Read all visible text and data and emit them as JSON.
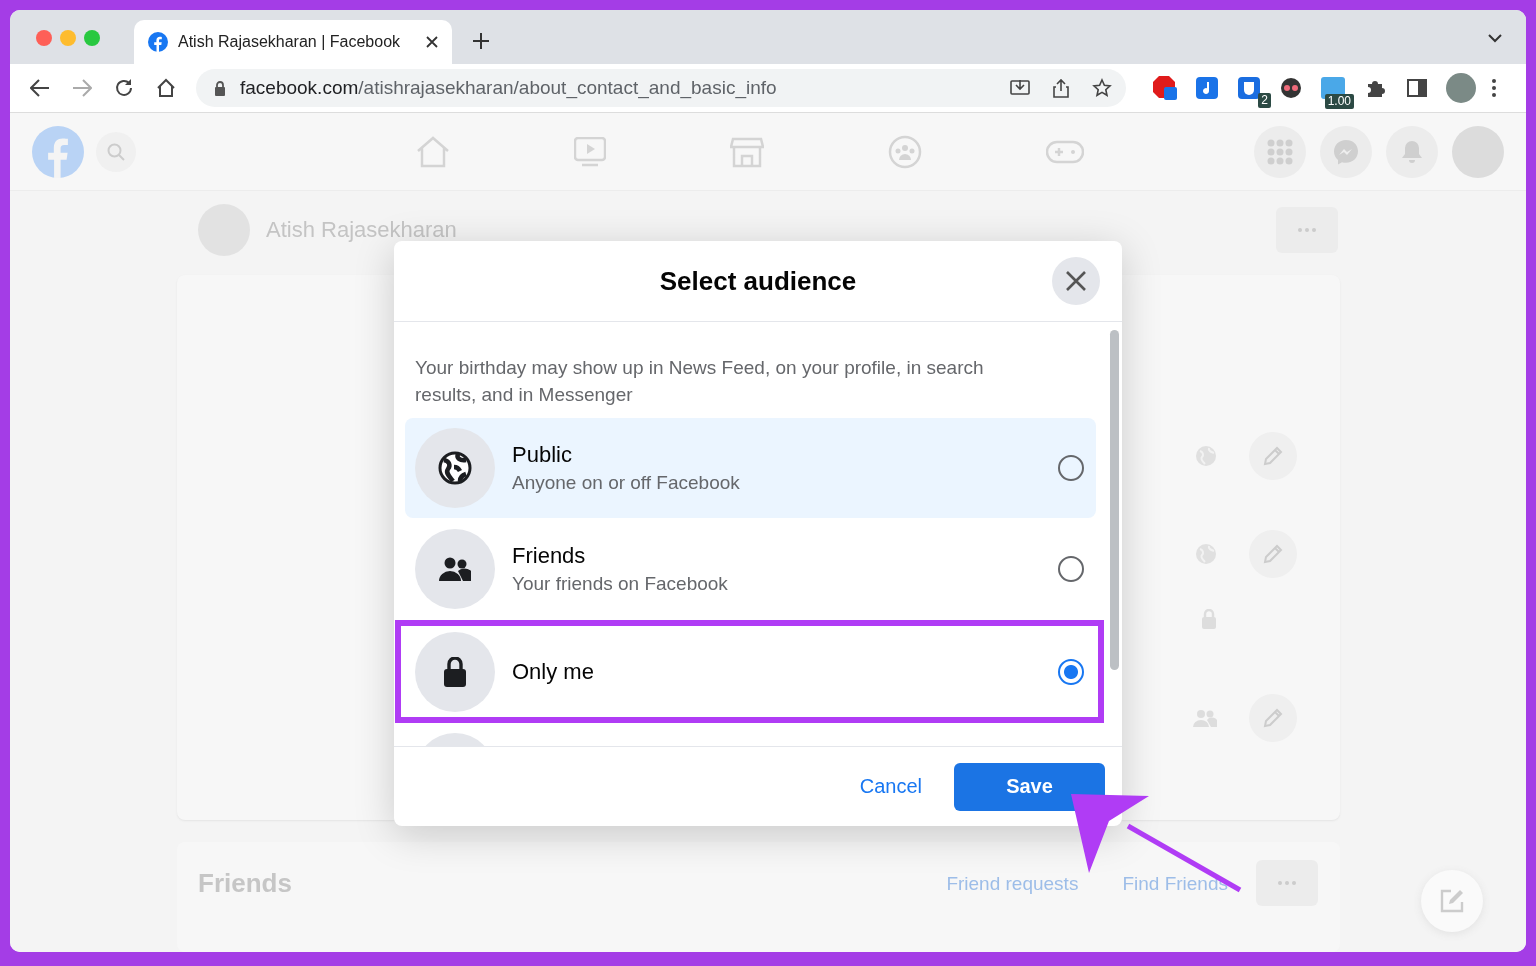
{
  "browser": {
    "tab_title": "Atish Rajasekharan | Facebook",
    "url_domain": "facebook.com",
    "url_path": "/atishrajasekharan/about_contact_and_basic_info",
    "extensions": [
      {
        "kind": "hand"
      },
      {
        "kind": "note"
      },
      {
        "kind": "shield",
        "badge": "2"
      },
      {
        "kind": "mask"
      },
      {
        "kind": "speed",
        "badge": "1.00"
      },
      {
        "kind": "puzzle"
      },
      {
        "kind": "sidebar"
      }
    ]
  },
  "facebook": {
    "profile_name": "Atish Rajasekharan",
    "info_rows": [
      {
        "kind": "globe",
        "editable": true
      },
      {
        "kind": "globe",
        "editable": true
      },
      {
        "kind": "lock",
        "editable": false
      },
      {
        "kind": "friends",
        "editable": true
      }
    ],
    "friends_section": {
      "title": "Friends",
      "links": [
        "Friend requests",
        "Find Friends"
      ]
    }
  },
  "dialog": {
    "title": "Select audience",
    "description": "Your birthday may show up in News Feed, on your profile, in search results, and in Messenger",
    "options": [
      {
        "kind": "globe",
        "label": "Public",
        "sublabel": "Anyone on or off Facebook",
        "selected": false,
        "hovered": true
      },
      {
        "kind": "friends",
        "label": "Friends",
        "sublabel": "Your friends on Facebook",
        "selected": false,
        "hovered": false
      },
      {
        "kind": "lock",
        "label": "Only me",
        "selected": true,
        "hovered": false
      }
    ],
    "cancel": "Cancel",
    "save": "Save"
  }
}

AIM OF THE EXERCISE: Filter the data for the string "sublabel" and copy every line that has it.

WORKED SOLUTION:
        "sublabel": "Anyone on or off Facebook",
        "sublabel": "Your friends on Facebook",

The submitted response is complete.